Conflict & Justice

Indian hearts and minds campaign kept Kashmir quiet this summer--until last week


An Indian paramilitary soldier stands guard during a strike in Srinagar on August 3,2011. A one-day general strike called in Indian Kashmir by separatists to protest the death of a shopkeeper in police custody closed down shops, schools and offices.



Kashmir was mostly quiet this summer, thanks to a well-designed hearts and minds campaign led by the new head of the police force, B.N. Ramesh, reports the Christian Science Monitor

Sadly, the death of a young man in police custody last week threatens to derail any progress that Ramesh may have made.

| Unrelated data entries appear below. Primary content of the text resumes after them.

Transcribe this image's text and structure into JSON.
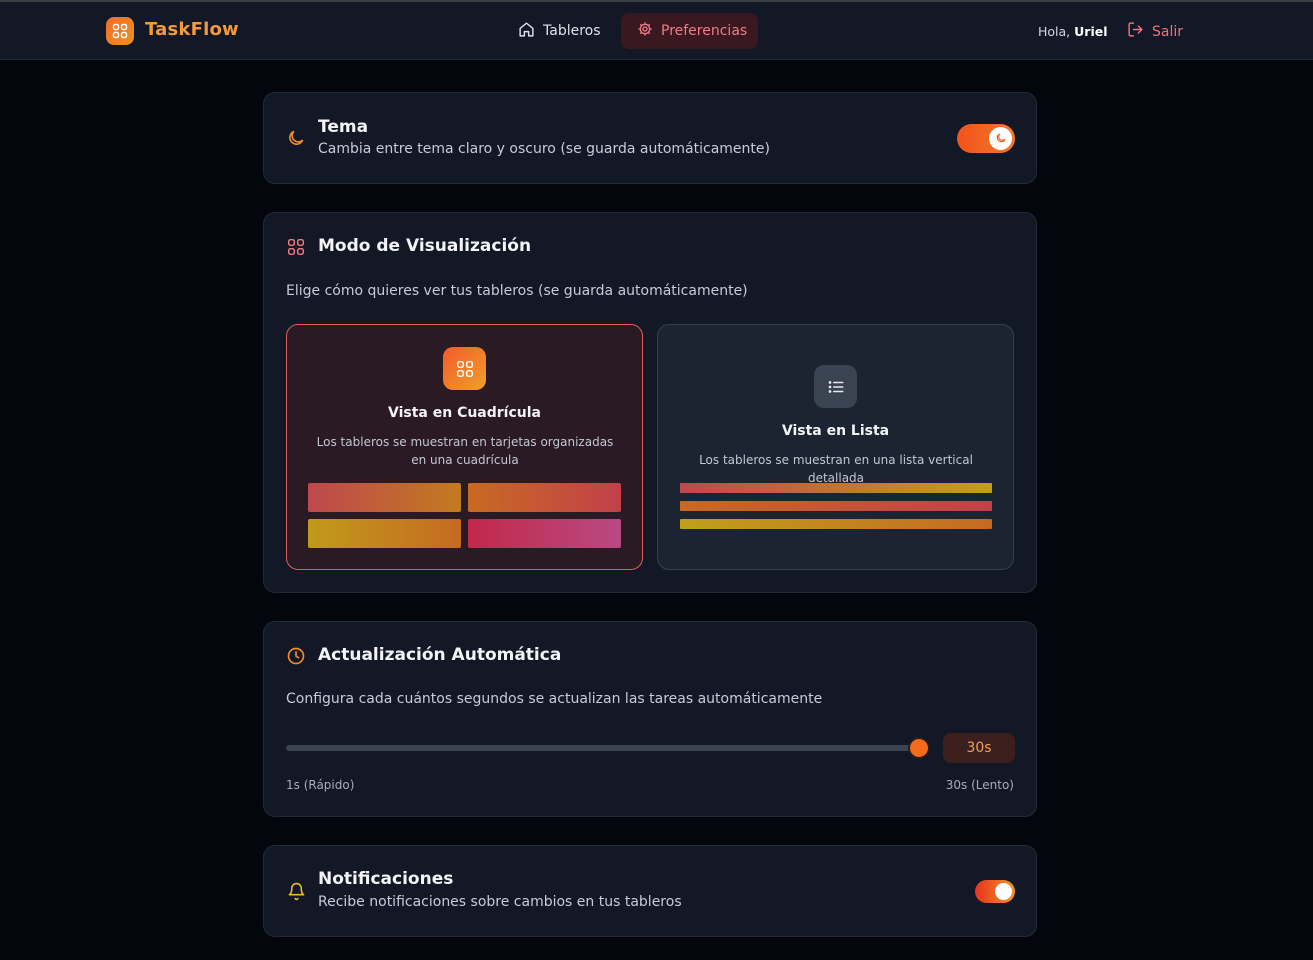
{
  "header": {
    "brand": "TaskFlow",
    "nav": [
      {
        "label": "Tableros",
        "icon": "home-icon",
        "active": false
      },
      {
        "label": "Preferencias",
        "icon": "settings-icon",
        "active": true
      }
    ],
    "greeting": "Hola,",
    "username": "Uriel",
    "logout_label": "Salir"
  },
  "theme": {
    "title": "Tema",
    "subtitle": "Cambia entre tema claro y oscuro (se guarda automáticamente)",
    "icon": "moon-icon",
    "toggle_on": true
  },
  "view_mode": {
    "title": "Modo de Visualización",
    "icon": "grid-icon",
    "description": "Elige cómo quieres ver tus tableros (se guarda automáticamente)",
    "options": [
      {
        "title": "Vista en Cuadrícula",
        "text": "Los tableros se muestran en tarjetas organizadas en una cuadrícula",
        "icon": "grid-icon",
        "selected": true
      },
      {
        "title": "Vista en Lista",
        "text": "Los tableros se muestran en una lista vertical detallada",
        "icon": "list-icon",
        "selected": false
      }
    ]
  },
  "auto_update": {
    "title": "Actualización Automática",
    "icon": "clock-icon",
    "description": "Configura cada cuántos segundos se actualizan las tareas automáticamente",
    "value_label": "30s",
    "value_seconds": 30,
    "min_label": "1s (Rápido)",
    "max_label": "30s (Lento)"
  },
  "notifications": {
    "title": "Notificaciones",
    "subtitle": "Recibe notificaciones sobre cambios en tus tableros",
    "icon": "bell-icon",
    "toggle_on": true
  },
  "colors": {
    "accent": "#f26a1e",
    "danger": "#f4707c",
    "background": "#03060d",
    "card": "#121826"
  }
}
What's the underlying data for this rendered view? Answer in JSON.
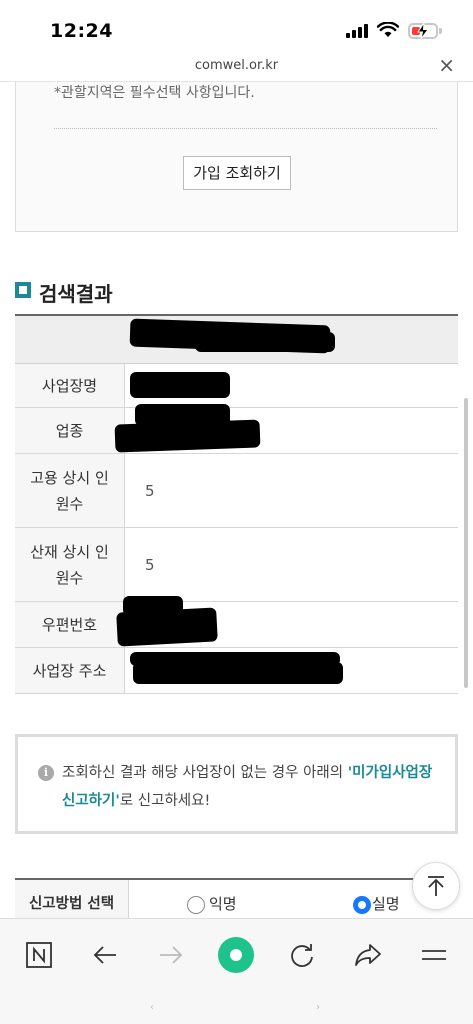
{
  "status_bar": {
    "time": "12:24"
  },
  "browser": {
    "url": "comwel.or.kr",
    "close_label": "×"
  },
  "filter": {
    "required_note": "*관할지역은 필수선택 사항입니다.",
    "lookup_button": "가입 조회하기"
  },
  "results": {
    "section_title": "검색결과",
    "rows": [
      {
        "label": "사업장명",
        "value": ""
      },
      {
        "label": "업종",
        "value": ""
      },
      {
        "label": "고용 상시 인원수",
        "value": "5"
      },
      {
        "label": "산재 상시 인원수",
        "value": "5"
      },
      {
        "label": "우편번호",
        "value": ""
      },
      {
        "label": "사업장 주소",
        "value": ""
      }
    ]
  },
  "notice": {
    "text_before": "조회하신 결과 해당 사업장이 없는 경우 아래의 ",
    "link_text": "'미가입사업장 신고하기'",
    "text_after": "로 신고하세요!"
  },
  "report": {
    "label": "신고방법 선택",
    "options": [
      {
        "label": "익명",
        "selected": false
      },
      {
        "label": "실명",
        "selected": true
      }
    ]
  },
  "bottom_nav": {
    "items": [
      "n-tab-icon",
      "back-arrow-icon",
      "forward-arrow-icon",
      "home-circle-icon",
      "refresh-icon",
      "share-icon",
      "menu-icon"
    ]
  },
  "colors": {
    "accent": "#1a8a96",
    "radio_selected": "#1677ff",
    "home_button": "#1ec28b"
  }
}
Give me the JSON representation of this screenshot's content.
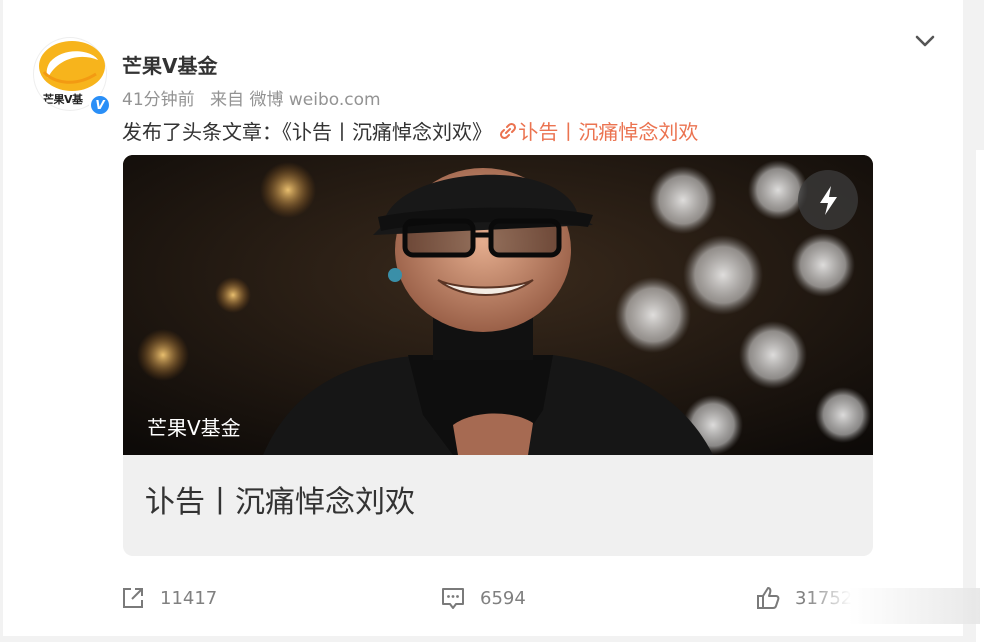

Following a summer of bloody battles with stone throwing protesters, Ramesh convinced the Central Reserve Police Force in Kashmir (CRPF) to begin organizing sports teams for young men. The paramilitary force hired discontented youth from 70 villages, gave away computers, and set up medical camps to offer free health care, too.

But it all seems to have come to nought in the final days of summer, as separatist leaders called for a complete shutdown of the Srinagar valley in protest over the death of a shopkeeper while being held in police custody last Sunday.

With tourism on an all-time high, thanks to a return of domestic tourists, Srinagar planning its first literary festival in September, and an increasing number of optimistic young people returning from Delhi and further afield to try to rekindle hope in the valley, it had seemed (as always) that Kashmir was about to open a new chapter.

But once again it appears that in this troubled region, the more things change, the more they stay the same.